Top of Input material

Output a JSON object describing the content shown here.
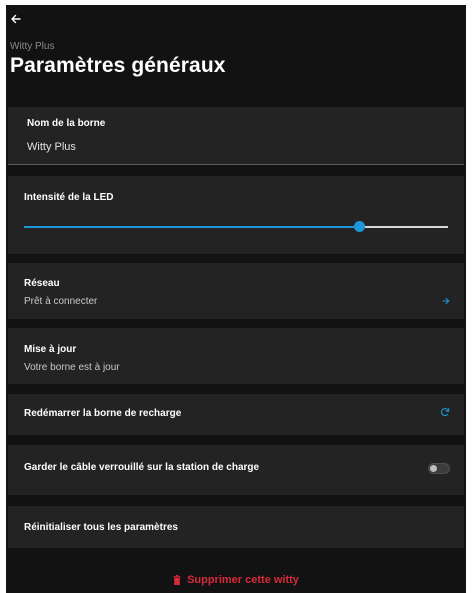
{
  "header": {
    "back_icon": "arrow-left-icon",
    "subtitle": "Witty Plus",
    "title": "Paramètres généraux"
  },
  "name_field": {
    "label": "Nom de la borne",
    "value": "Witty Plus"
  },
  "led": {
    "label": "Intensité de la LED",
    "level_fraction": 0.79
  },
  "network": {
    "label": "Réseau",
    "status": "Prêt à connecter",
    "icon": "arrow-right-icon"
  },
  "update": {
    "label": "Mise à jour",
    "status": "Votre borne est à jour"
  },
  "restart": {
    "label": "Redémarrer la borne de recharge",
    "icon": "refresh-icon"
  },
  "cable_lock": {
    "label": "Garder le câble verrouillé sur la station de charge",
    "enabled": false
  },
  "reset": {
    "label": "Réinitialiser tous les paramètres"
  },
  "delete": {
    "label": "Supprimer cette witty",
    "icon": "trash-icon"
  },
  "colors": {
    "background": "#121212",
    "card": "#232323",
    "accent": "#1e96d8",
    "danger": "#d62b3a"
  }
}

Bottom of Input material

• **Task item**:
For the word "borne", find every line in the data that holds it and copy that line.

• **Solution to the problem**:
    "label": "Nom de la borne",
    "status": "Votre borne est à jour"
    "label": "Redémarrer la borne de recharge",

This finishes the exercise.